How RunKeeper used Open Graph to increase engagement and downloads
“The following is an excerpt from Kinvey’s free eBook, “”The Developer’s Guide to Facebook Open Graph.”” You can download the full eBook here.
RunKeeper was one of the first apps to hit the scene back in 2008 and its success—14 million users and counting—proved to be an early validation that social and fitness go hand-in-hand. The app helps runners, walkers, and bikers track their performance—distance, time, calories burned and other measures—and then share the data on social networks.
Staying ahead of the curve, the innovator was among the original batch of Open Graph apps rolled out in January 2012. RunKeeper has used Open Graph to create fitness-oriented actions and objects. Stories get published to a user’s timeline and added to a growing mass of personal fitness data. All that sharing has deep ties to RunKeeper’s mission.
“Facebook plays an important role in motivating our users to achieve their goals,” said product manager Jon Gilman. “It’s about keeping users honest, keeping them accountable and supporting them when they need support. The reverse is seeing your friends achieve your own fitness goals and get inspired to embark on your own fitness journey.”
Open Graph offered RunKeeper an opportunity to create richer stories around a user’s fitness activities and goals. One improvement: RunKeeper was able to send in GPS data with Open Graph stories. Users that had the right privacy setting could show their friends a map of where they ran and stats detailing their performance. Inserting this additional data into users’ social graphs significantly increased member engagement and RunKeeper traffic. The map specifically resulted in 55% improvement in impressions and a 233% improvement in clicks.
Gilman said Runkeeper has been sticking with explicit shares—as opposed to the implicit shares you might see with an app like Spotify—because location data is sensitive. “But,” he said, “attaching more information to a post, being able to show high-level stats from within Facebook as opposed to just surfacing a link through the metatags really led to a lot of increase we saw in impressions and clicks.”
Facebook, RunKeeper’s number-one source of referrals, created a unique non-location-sensitive visualization that shows a bar chart of your runs over time from a single Open Graph post. Friends get context around how active you’ve been recently, giving more reasons to reach out.
RunKeeper has found that users who post to Facebook on a regular basis engage in an average of 150% more activities than less social users. Users who share are 40% more likely to continue using RunKeeper and for users who connect their Facebook accounts to RunKeeper, there’s a 70% increase in the likelihood they’ll do their first activity.
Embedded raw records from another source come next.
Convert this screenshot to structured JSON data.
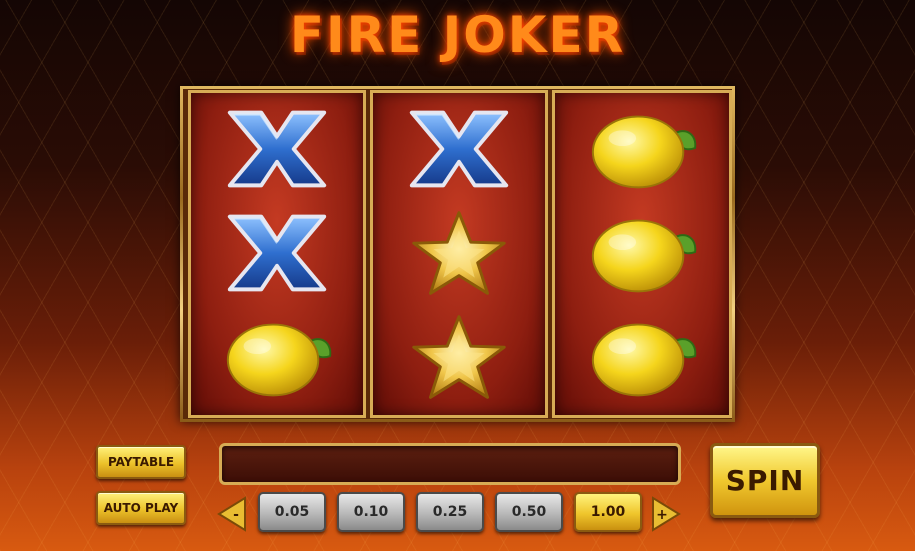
{
  "game": {
    "title": "FIRE JOKER"
  },
  "reels": [
    {
      "symbols": [
        "x",
        "x",
        "lemon"
      ]
    },
    {
      "symbols": [
        "x",
        "star",
        "star"
      ]
    },
    {
      "symbols": [
        "lemon",
        "lemon",
        "lemon"
      ]
    }
  ],
  "controls": {
    "paytable_label": "PAYTABLE",
    "autoplay_label": "AUTO PLAY",
    "spin_label": "SPIN",
    "minus_label": "-",
    "plus_label": "+",
    "message": ""
  },
  "bets": {
    "options": [
      "0.05",
      "0.10",
      "0.25",
      "0.50",
      "1.00"
    ],
    "selected": "1.00"
  },
  "colors": {
    "title": "#ff8a1a",
    "gold": "#d7ac55",
    "reel_red": "#8e1e10",
    "x_blue": "#3f7fd8",
    "lemon_yellow": "#f5d51c",
    "star_gold": "#f0c64a"
  }
}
RunKeeper marries great design and functionality. It’s a strong example of where Open Graph development should head. Open Graph integration can improve a variety of metrics, from discoverability and virality to engagement.
If you are interested in reading more, follow this link for the full eBook: The Developer’s Guide to Facebook Open Graph.